• [TASK ITEM] The entries must be repeated verbatim, and their images left out.

• [RECORDS SUPPLIED]
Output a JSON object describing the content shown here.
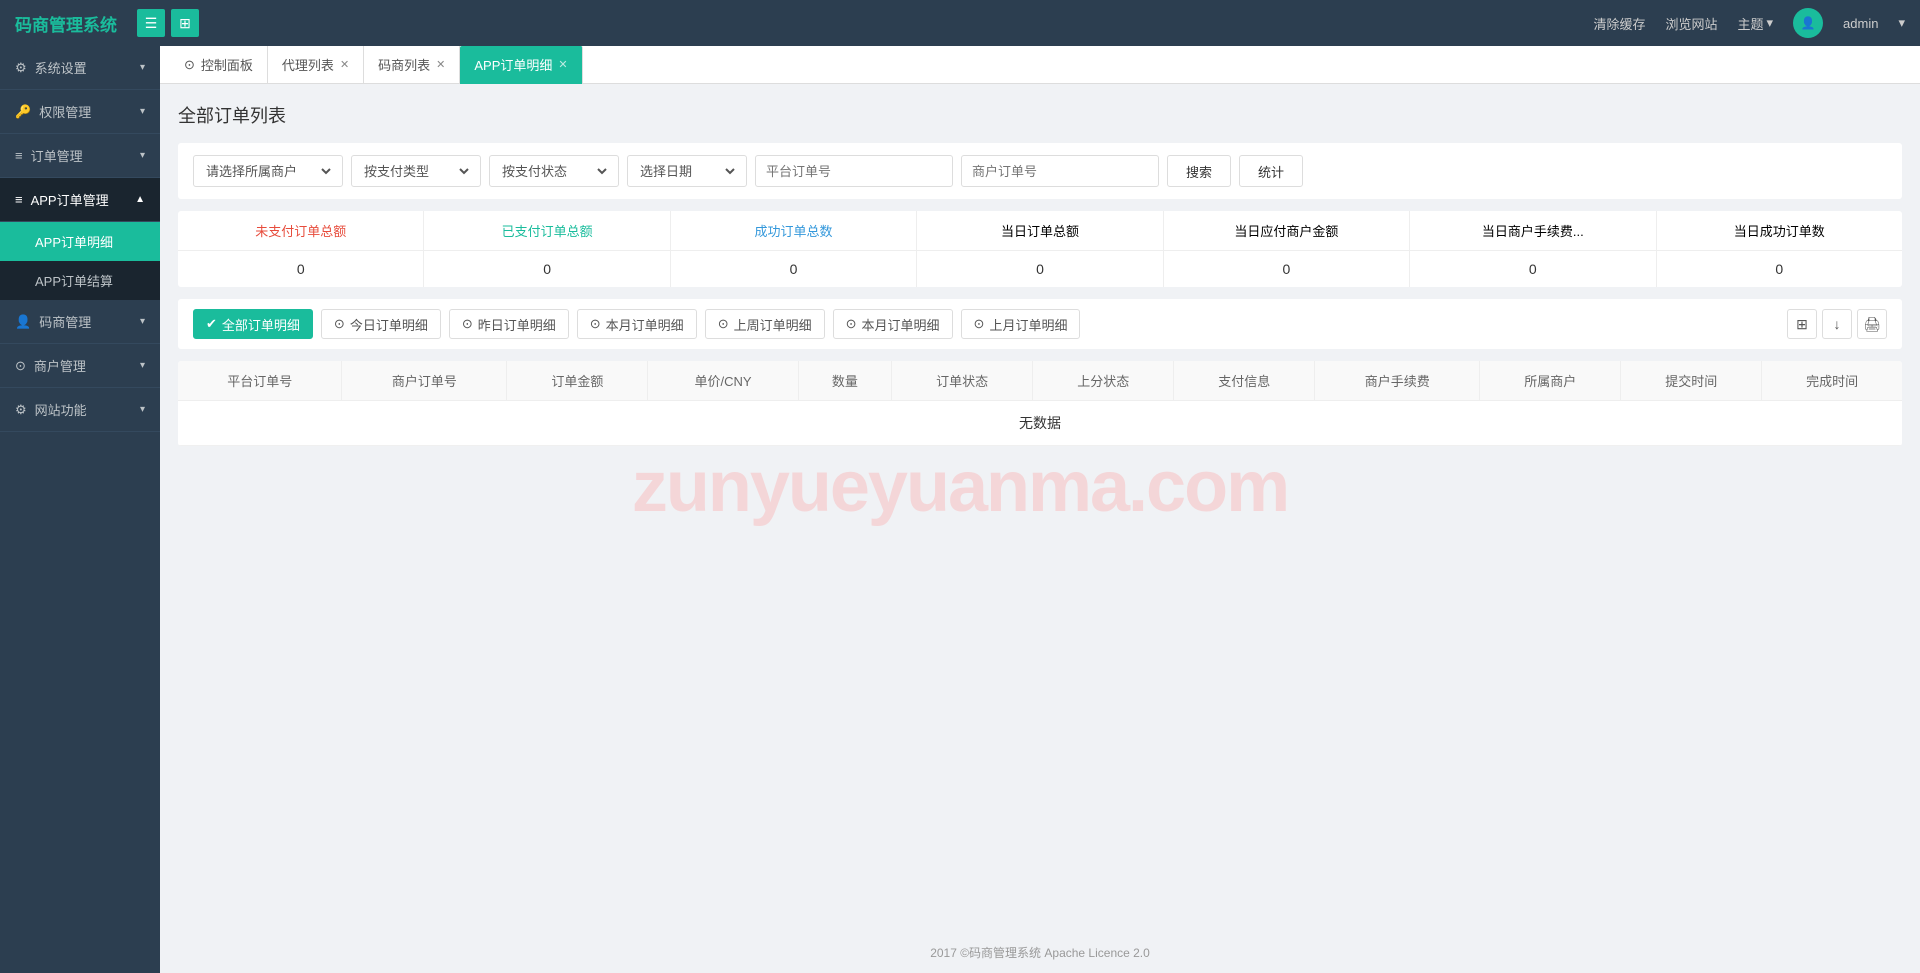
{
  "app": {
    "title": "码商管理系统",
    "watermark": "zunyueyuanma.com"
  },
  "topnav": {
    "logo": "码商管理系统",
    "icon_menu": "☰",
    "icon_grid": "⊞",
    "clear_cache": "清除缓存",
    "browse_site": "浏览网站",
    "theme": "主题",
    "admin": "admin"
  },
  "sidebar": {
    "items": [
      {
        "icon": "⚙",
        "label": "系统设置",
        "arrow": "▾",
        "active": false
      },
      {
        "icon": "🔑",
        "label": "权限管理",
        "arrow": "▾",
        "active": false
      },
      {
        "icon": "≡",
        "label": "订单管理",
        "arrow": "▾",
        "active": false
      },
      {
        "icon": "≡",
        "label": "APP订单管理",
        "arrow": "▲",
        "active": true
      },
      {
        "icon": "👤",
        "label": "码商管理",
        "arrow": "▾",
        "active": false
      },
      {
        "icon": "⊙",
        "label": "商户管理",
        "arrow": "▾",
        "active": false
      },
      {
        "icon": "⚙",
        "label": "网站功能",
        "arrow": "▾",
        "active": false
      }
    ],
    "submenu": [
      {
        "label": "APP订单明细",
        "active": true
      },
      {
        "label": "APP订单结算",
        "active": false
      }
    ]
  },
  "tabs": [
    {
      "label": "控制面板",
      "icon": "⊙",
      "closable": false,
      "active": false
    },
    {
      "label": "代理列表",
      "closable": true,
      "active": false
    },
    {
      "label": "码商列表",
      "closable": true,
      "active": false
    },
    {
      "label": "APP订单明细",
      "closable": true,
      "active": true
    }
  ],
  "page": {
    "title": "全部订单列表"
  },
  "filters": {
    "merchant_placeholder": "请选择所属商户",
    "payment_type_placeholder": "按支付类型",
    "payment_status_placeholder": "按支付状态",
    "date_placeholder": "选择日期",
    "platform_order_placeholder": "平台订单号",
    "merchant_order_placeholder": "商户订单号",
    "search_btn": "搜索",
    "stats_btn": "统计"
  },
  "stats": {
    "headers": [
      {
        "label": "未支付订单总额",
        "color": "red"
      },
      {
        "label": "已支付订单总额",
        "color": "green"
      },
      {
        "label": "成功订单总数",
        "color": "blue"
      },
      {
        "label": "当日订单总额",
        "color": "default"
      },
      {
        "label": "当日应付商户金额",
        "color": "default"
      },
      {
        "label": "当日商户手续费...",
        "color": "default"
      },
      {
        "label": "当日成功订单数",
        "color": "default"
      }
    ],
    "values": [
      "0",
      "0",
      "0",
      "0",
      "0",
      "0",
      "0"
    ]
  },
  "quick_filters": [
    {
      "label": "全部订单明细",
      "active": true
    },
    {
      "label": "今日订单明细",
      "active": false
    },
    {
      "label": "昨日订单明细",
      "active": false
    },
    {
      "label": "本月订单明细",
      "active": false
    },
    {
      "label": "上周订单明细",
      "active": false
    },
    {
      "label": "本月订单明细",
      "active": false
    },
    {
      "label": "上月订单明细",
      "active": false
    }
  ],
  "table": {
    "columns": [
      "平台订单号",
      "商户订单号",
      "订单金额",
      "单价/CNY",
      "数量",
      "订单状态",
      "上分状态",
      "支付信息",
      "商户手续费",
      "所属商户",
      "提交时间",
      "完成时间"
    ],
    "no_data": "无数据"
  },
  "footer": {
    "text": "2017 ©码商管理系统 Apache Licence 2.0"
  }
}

• [THE COMPLETED TASK]
Output a JSON object describing the content shown here.
{
  "app": {
    "title": "码商管理系统",
    "watermark": "zunyueyuanma.com"
  },
  "topnav": {
    "logo": "码商管理系统",
    "icon_menu": "☰",
    "icon_grid": "⊞",
    "clear_cache": "清除缓存",
    "browse_site": "浏览网站",
    "theme": "主题",
    "admin": "admin"
  },
  "sidebar": {
    "items": [
      {
        "icon": "⚙",
        "label": "系统设置",
        "arrow": "▾",
        "active": false
      },
      {
        "icon": "🔑",
        "label": "权限管理",
        "arrow": "▾",
        "active": false
      },
      {
        "icon": "≡",
        "label": "订单管理",
        "arrow": "▾",
        "active": false
      },
      {
        "icon": "≡",
        "label": "APP订单管理",
        "arrow": "▲",
        "active": true
      },
      {
        "icon": "👤",
        "label": "码商管理",
        "arrow": "▾",
        "active": false
      },
      {
        "icon": "⊙",
        "label": "商户管理",
        "arrow": "▾",
        "active": false
      },
      {
        "icon": "⚙",
        "label": "网站功能",
        "arrow": "▾",
        "active": false
      }
    ],
    "submenu": [
      {
        "label": "APP订单明细",
        "active": true
      },
      {
        "label": "APP订单结算",
        "active": false
      }
    ]
  },
  "tabs": [
    {
      "label": "控制面板",
      "icon": "⊙",
      "closable": false,
      "active": false
    },
    {
      "label": "代理列表",
      "closable": true,
      "active": false
    },
    {
      "label": "码商列表",
      "closable": true,
      "active": false
    },
    {
      "label": "APP订单明细",
      "closable": true,
      "active": true
    }
  ],
  "page": {
    "title": "全部订单列表"
  },
  "filters": {
    "merchant_placeholder": "请选择所属商户",
    "payment_type_placeholder": "按支付类型",
    "payment_status_placeholder": "按支付状态",
    "date_placeholder": "选择日期",
    "platform_order_placeholder": "平台订单号",
    "merchant_order_placeholder": "商户订单号",
    "search_btn": "搜索",
    "stats_btn": "统计"
  },
  "stats": {
    "headers": [
      {
        "label": "未支付订单总额",
        "color": "red"
      },
      {
        "label": "已支付订单总额",
        "color": "green"
      },
      {
        "label": "成功订单总数",
        "color": "blue"
      },
      {
        "label": "当日订单总额",
        "color": "default"
      },
      {
        "label": "当日应付商户金额",
        "color": "default"
      },
      {
        "label": "当日商户手续费...",
        "color": "default"
      },
      {
        "label": "当日成功订单数",
        "color": "default"
      }
    ],
    "values": [
      "0",
      "0",
      "0",
      "0",
      "0",
      "0",
      "0"
    ]
  },
  "quick_filters": [
    {
      "label": "全部订单明细",
      "active": true
    },
    {
      "label": "今日订单明细",
      "active": false
    },
    {
      "label": "昨日订单明细",
      "active": false
    },
    {
      "label": "本月订单明细",
      "active": false
    },
    {
      "label": "上周订单明细",
      "active": false
    },
    {
      "label": "本月订单明细",
      "active": false
    },
    {
      "label": "上月订单明细",
      "active": false
    }
  ],
  "table": {
    "columns": [
      "平台订单号",
      "商户订单号",
      "订单金额",
      "单价/CNY",
      "数量",
      "订单状态",
      "上分状态",
      "支付信息",
      "商户手续费",
      "所属商户",
      "提交时间",
      "完成时间"
    ],
    "no_data": "无数据"
  },
  "footer": {
    "text": "2017 ©码商管理系统 Apache Licence 2.0"
  }
}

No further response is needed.